On R. and M. BARLY, aged 3 years. "Ere Sin could blight, or Sorrows fade, Death came with friendly care, The opening buds to Heav'n convey'd, And bade them blossom there."
ITH the decay and final destruction of Roman genius, and of Roman power, their Mythology was at length extinct, and the powerful impulse and ascendancy which, in the hands of a skilful artist, it was calculated to exercise over the mind for a series of ages, vanished and was forgotten.
The Middle Ages introduced, as is well known, a species of fabling equally heroic, but widely different in its essential incidents, and the character and complexion of its agents, -less regularly beautiful, but more wild, monstrous, and terrific, legendary narratives teeming with prodigies, fairies, giants, and enchanters.
Originating with the Crusades, and the offspring of magnificent equip. ments, pompous pageants, and all the imposing associations which would powerfully strike untutored minds, warmed to enthusiasm but incapable of relishing intellectual enjoyments inore refined, these eventful and por
tentous tales of chivalry' which the genius of their bards soon elicited from the sanguinary combats and deeds of heroism which took place on the theatre of Palestine, occupied a large portion of the works of imagination, and for a long period maintained a very extensive influence over the human passions.

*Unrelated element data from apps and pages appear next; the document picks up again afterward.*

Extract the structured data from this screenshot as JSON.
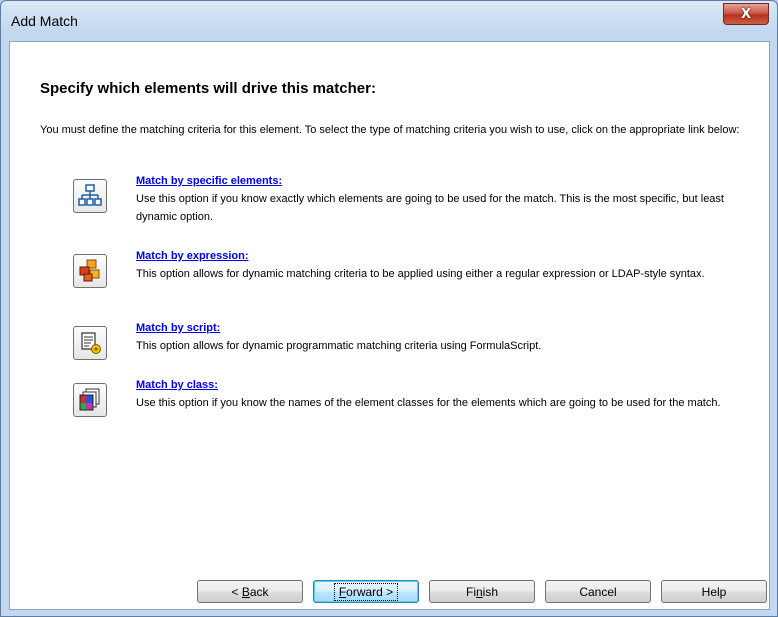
{
  "window": {
    "title": "Add Match",
    "close_glyph": "X"
  },
  "heading": "Specify which elements will drive this matcher:",
  "intro": "You must define the matching criteria for this element. To select the type of matching criteria you wish to use, click on the appropriate link below:",
  "options": [
    {
      "icon": "hierarchy-icon",
      "link": "Match by specific elements:",
      "description": "Use this option if you know exactly which elements are going to be used for the match. This is the most specific, but least dynamic option."
    },
    {
      "icon": "expression-blocks-icon",
      "link": "Match by expression:",
      "description": "This option allows for dynamic matching criteria to be applied using either a regular expression or LDAP-style syntax."
    },
    {
      "icon": "script-gear-icon",
      "link": "Match by script:",
      "description": "This option allows for dynamic programmatic matching criteria using FormulaScript."
    },
    {
      "icon": "class-stack-icon",
      "link": "Match by class:",
      "description": "Use this option if you know the names of the element classes for the elements which are going to be used for the match."
    }
  ],
  "buttons": {
    "back": {
      "prefix": "< ",
      "mnemonic": "B",
      "rest": "ack"
    },
    "forward": {
      "mnemonic": "F",
      "rest": "orward >"
    },
    "finish": {
      "pre": "Fi",
      "mnemonic": "n",
      "rest": "ish"
    },
    "cancel": "Cancel",
    "help": "Help"
  },
  "colors": {
    "link": "#0000ee",
    "close_button": "#c74b37",
    "default_button_border": "#3c7fb1"
  }
}
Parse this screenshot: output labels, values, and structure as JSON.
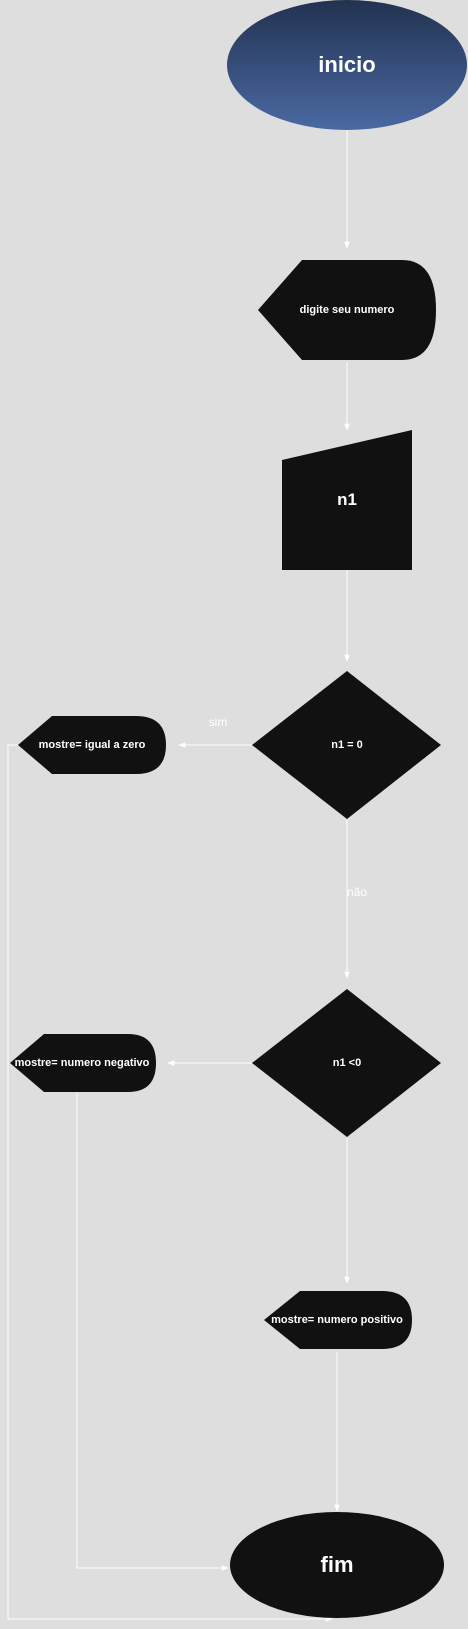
{
  "nodes": {
    "start": "inicio",
    "prompt": "digite seu numero",
    "input": "n1",
    "decision1": "n1 = 0",
    "output_zero": "mostre= igual a zero",
    "decision2": "n1 <0",
    "output_negative": "mostre= numero  negativo",
    "output_positive": "mostre= numero positivo",
    "end": "fim"
  },
  "edges": {
    "yes_label": "sim",
    "no_label": "não"
  },
  "colors": {
    "background": "#dedede",
    "start_fill_top": "#233654",
    "start_fill_bottom": "#4a69a3",
    "node_fill": "#111111",
    "connector": "#ffffff"
  }
}
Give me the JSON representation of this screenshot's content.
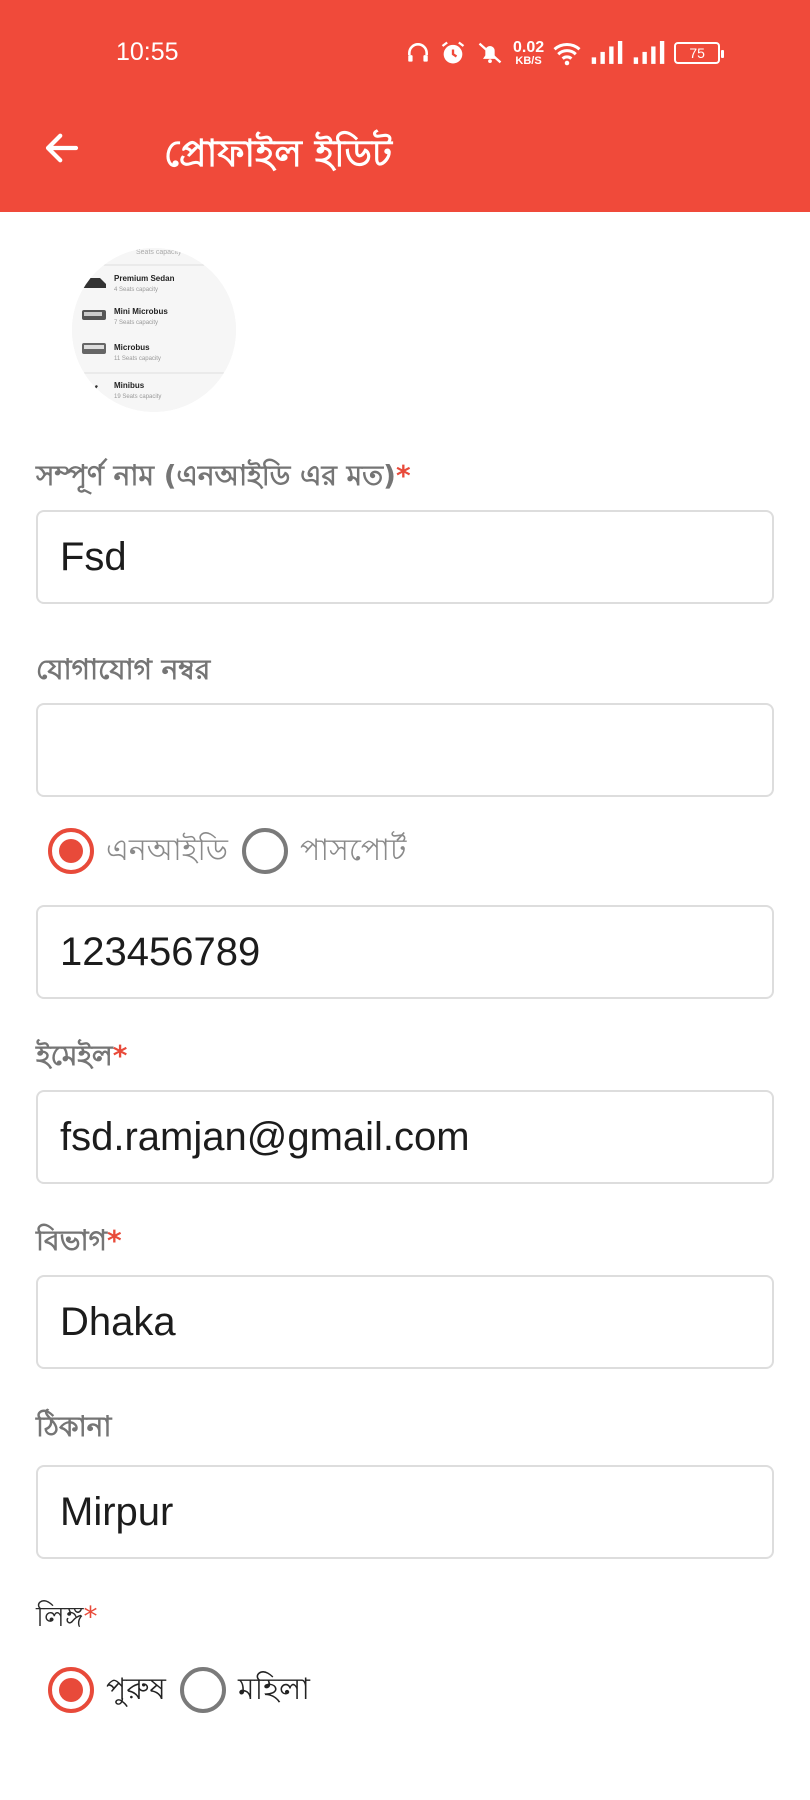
{
  "status_bar": {
    "time": "10:55",
    "net_speed_value": "0.02",
    "net_speed_unit": "KB/S",
    "battery": "75",
    "icons": [
      "headphones-icon",
      "alarm-icon",
      "mute-icon",
      "wifi-icon",
      "signal-icon",
      "signal-icon",
      "battery-icon"
    ]
  },
  "app_bar": {
    "title": "প্রোফাইল ইডিট",
    "back_icon": "arrow-left-icon",
    "color": "#f04a3a"
  },
  "avatar": {
    "items": [
      {
        "name": "Premium Sedan",
        "sub": "4 Seats capacity"
      },
      {
        "name": "Mini Microbus",
        "sub": "7 Seats capacity"
      },
      {
        "name": "Microbus",
        "sub": "11 Seats capacity"
      },
      {
        "name": "Minibus",
        "sub": "19 Seats capacity"
      }
    ],
    "top_text": "Seats capacity"
  },
  "form": {
    "full_name": {
      "label": "সম্পূর্ণ নাম (এনআইডি এর মত)",
      "required": "*",
      "value": "Fsd"
    },
    "contact": {
      "label": "যোগাযোগ নম্বর",
      "value": ""
    },
    "id_type": {
      "options": [
        "এনআইডি",
        "পাসপোর্ট"
      ],
      "selected": "এনআইডি"
    },
    "id_number": {
      "value": "123456789"
    },
    "email": {
      "label": "ইমেইল",
      "required": "*",
      "value": "fsd.ramjan@gmail.com"
    },
    "division": {
      "label": "বিভাগ",
      "required": "*",
      "value": "Dhaka"
    },
    "address": {
      "label": "ঠিকানা",
      "value": "Mirpur"
    },
    "gender": {
      "label": "লিঙ্গ",
      "required": "*",
      "options": [
        "পুরুষ",
        "মহিলা"
      ],
      "selected": "পুরুষ"
    }
  },
  "colors": {
    "accent": "#e84a3a",
    "label_gray": "#757575",
    "border": "#dddddd"
  }
}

The alleged virtues or endowments, and more than mortal prowess of the Saracen chieftain and the Christain knight, served, in a dark age, to fill and expand the imbecile energies and confused sphere of thoughts, of intellect, which had neither known nor could appreciate higher sources of contemplation. The human mind, which, as far as regarded intellectual converse, and a perception of beauty, was, in those periods, again in its early infancy, was however gradually and slowly recovering from a great moral convulsion, which had shattered and distorted the general features of the mind, and, during a series of ages, had buried its noble faculties in primeval chaos. The wild tissue of prodigies and enchantments therefore, and the mystic rites and incantations, which formed, in their poetry, so powerful an engine for fixing the attentions and administering to the superstitions of a race of men whose passions were easily moved, and whose highest mental pleasures centered in pomp, and show, and mystery, were admirably calculated for their day.
But we have been told that the machinery in use in these days, was more adapted to the great ends of epic poetry, than the system of antiquity; that the Gothic fabling has more in it of beauty than the classic. "The current popular tales," says a writer, "of elves and fairies, were fitter to charm the credulous mind, than those of the old traditionary rabble of Pagan divinities; the mummeries of the Pagan priests were childish, but the Gothic enchanters shook and alarmed all nature."
Whether these figments of a strong and vivid fancy were in the nature of things, and in the effect which they are calculated to produce on a wellinformed and well-cultivated taste, so intrinsically beautiful, may be matter of question; but it is certain, that they were then best adapted to publie taste and opinion, aud these rude but magnificent